Items from a data source
──────

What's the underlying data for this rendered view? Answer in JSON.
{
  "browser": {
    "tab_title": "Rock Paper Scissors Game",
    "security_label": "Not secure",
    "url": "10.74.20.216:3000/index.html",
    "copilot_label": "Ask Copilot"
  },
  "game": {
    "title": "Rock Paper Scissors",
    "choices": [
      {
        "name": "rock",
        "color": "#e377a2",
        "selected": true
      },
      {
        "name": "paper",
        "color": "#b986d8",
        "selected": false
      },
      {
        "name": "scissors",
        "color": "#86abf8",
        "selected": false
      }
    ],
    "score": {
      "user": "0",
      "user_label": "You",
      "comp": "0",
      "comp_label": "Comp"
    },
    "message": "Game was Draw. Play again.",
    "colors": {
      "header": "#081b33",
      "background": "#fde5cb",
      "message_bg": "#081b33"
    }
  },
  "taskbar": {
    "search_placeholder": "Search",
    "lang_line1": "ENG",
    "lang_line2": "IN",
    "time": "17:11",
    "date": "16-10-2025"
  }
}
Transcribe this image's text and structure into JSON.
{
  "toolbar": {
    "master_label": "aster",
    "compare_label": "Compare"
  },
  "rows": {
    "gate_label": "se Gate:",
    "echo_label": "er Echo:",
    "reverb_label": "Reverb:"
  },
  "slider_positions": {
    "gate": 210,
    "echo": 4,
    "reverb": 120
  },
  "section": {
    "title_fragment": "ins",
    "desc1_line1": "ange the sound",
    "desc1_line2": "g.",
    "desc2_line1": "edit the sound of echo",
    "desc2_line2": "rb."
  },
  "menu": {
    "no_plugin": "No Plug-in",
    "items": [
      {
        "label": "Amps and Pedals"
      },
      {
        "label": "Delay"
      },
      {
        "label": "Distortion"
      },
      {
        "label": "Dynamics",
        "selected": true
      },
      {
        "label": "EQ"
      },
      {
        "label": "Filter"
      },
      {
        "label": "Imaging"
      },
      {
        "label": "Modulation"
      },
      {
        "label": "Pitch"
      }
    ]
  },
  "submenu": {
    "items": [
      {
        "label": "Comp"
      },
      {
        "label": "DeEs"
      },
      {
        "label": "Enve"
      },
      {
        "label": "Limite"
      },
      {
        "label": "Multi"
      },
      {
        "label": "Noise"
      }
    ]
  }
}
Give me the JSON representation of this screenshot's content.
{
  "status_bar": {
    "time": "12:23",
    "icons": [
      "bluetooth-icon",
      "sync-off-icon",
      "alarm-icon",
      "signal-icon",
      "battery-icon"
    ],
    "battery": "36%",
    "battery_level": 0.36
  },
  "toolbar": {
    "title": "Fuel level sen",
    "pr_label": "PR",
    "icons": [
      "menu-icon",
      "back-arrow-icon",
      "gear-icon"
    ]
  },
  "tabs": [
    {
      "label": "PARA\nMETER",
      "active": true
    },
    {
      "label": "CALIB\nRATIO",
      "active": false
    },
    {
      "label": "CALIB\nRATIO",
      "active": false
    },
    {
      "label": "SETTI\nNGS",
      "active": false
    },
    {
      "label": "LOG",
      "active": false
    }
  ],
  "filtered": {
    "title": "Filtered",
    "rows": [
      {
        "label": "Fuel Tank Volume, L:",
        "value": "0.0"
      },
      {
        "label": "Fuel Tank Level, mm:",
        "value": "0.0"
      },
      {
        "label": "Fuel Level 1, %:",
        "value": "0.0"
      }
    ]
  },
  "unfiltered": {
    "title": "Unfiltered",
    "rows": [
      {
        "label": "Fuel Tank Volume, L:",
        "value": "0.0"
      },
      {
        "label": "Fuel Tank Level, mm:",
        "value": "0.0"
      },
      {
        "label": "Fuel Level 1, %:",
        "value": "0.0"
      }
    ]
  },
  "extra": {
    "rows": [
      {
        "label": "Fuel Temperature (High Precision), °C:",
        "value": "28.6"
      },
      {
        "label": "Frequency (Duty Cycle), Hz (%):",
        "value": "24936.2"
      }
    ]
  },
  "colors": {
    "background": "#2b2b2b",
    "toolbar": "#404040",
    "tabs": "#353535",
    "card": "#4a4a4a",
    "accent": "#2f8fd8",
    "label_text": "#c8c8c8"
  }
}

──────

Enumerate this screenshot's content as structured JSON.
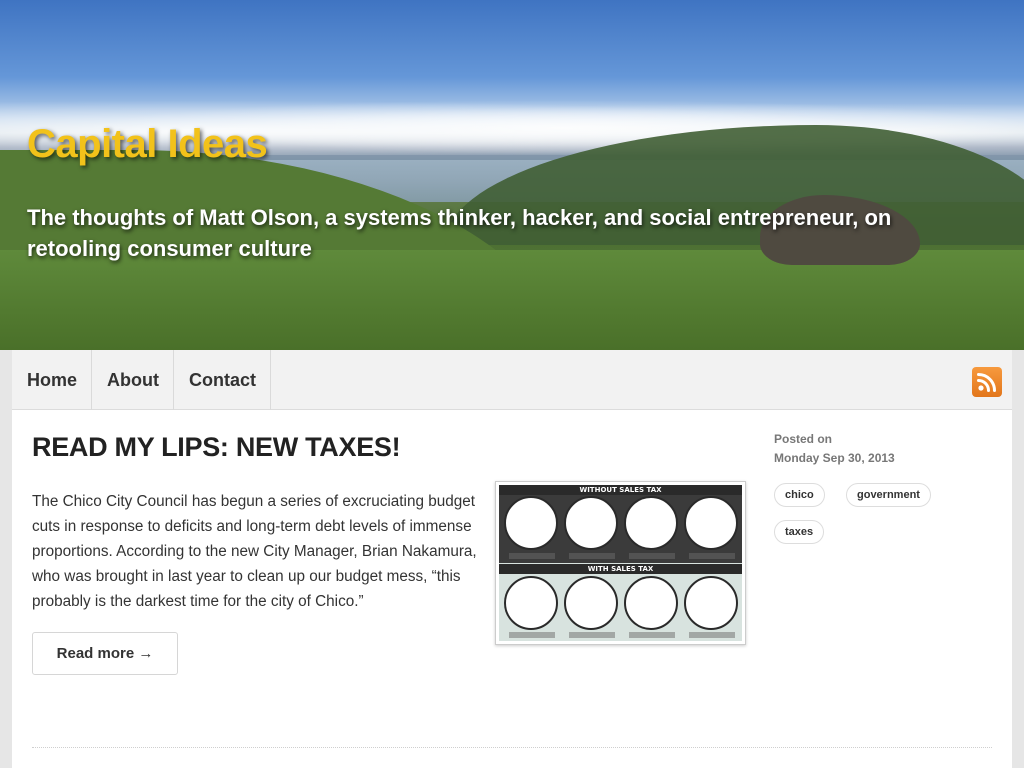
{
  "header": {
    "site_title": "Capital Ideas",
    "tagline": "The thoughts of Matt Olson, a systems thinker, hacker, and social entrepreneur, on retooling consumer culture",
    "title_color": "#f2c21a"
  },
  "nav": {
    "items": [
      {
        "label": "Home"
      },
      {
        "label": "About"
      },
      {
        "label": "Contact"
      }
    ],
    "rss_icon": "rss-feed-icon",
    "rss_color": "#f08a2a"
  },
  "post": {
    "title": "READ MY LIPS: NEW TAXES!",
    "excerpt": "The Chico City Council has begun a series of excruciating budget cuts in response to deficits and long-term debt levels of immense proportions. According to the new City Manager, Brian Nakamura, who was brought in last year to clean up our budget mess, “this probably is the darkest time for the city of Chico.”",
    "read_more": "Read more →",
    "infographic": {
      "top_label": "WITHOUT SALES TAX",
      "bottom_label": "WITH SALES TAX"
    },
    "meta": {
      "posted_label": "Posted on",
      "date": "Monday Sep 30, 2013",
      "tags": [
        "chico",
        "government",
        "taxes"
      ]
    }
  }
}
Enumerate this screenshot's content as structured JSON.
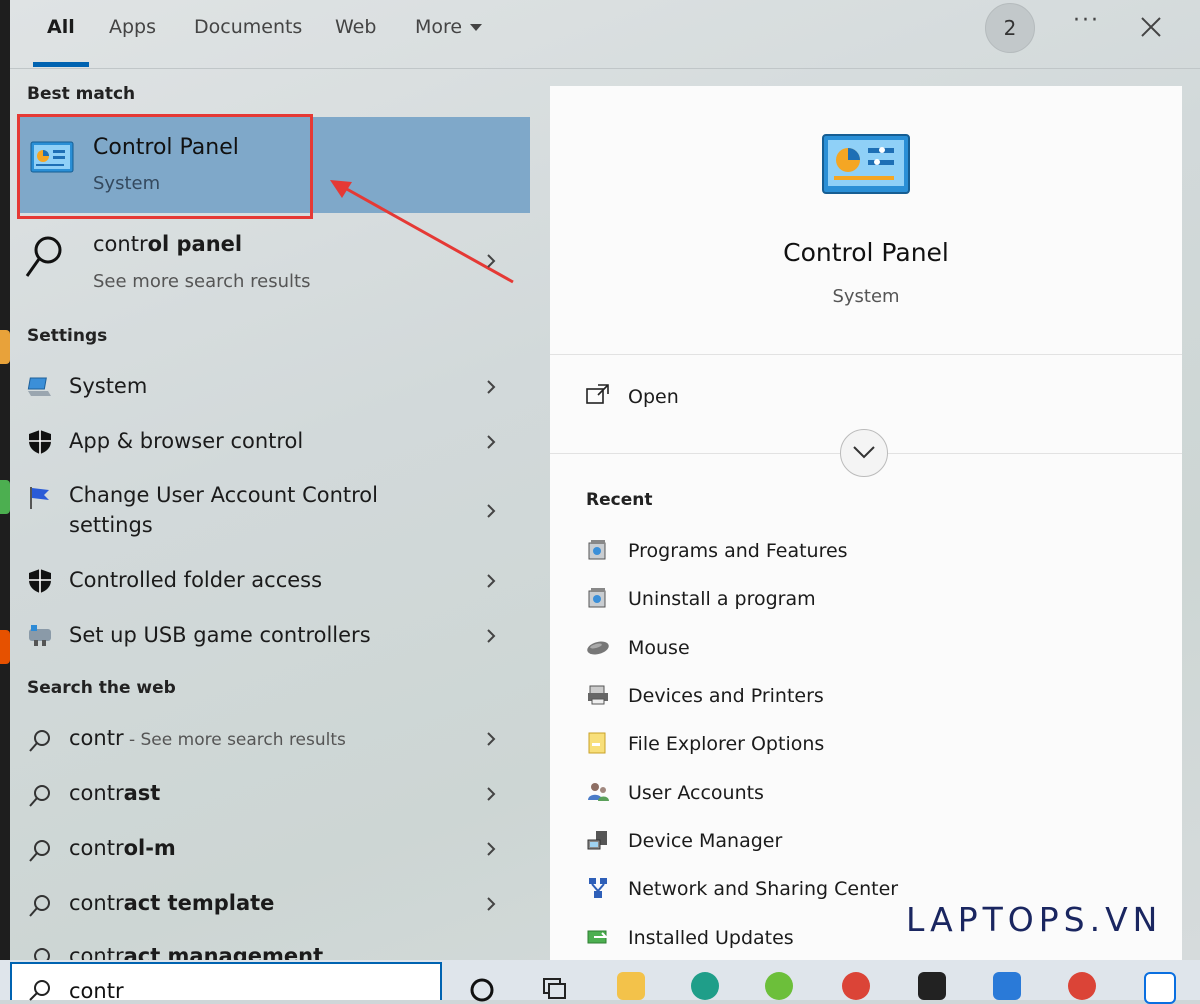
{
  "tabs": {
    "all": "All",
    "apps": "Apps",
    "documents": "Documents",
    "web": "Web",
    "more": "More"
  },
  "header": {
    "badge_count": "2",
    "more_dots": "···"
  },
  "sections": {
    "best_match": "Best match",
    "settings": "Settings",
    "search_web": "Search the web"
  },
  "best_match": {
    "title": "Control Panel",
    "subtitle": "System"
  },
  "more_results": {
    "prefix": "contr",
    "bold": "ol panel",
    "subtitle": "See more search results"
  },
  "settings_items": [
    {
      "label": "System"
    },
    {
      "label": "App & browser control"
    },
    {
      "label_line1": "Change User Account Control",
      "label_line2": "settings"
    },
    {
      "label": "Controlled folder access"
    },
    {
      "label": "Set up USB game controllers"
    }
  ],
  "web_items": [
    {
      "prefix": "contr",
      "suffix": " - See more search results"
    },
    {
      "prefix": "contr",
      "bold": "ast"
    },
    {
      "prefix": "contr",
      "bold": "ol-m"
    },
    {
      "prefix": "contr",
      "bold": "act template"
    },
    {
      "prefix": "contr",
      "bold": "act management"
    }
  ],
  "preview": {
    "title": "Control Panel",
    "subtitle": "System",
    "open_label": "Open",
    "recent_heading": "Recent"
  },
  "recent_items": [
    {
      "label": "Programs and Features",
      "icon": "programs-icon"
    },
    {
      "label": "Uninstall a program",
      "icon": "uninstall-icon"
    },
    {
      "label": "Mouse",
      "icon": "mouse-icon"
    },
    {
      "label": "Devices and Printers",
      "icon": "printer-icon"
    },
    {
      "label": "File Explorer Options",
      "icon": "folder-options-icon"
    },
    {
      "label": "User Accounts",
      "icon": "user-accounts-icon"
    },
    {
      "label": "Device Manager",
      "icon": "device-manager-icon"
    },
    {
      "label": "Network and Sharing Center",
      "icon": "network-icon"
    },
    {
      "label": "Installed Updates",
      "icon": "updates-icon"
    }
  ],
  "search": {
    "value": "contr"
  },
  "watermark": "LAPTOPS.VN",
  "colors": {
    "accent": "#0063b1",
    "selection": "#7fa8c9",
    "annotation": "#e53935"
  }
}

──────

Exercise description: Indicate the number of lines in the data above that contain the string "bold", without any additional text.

Answer box: 5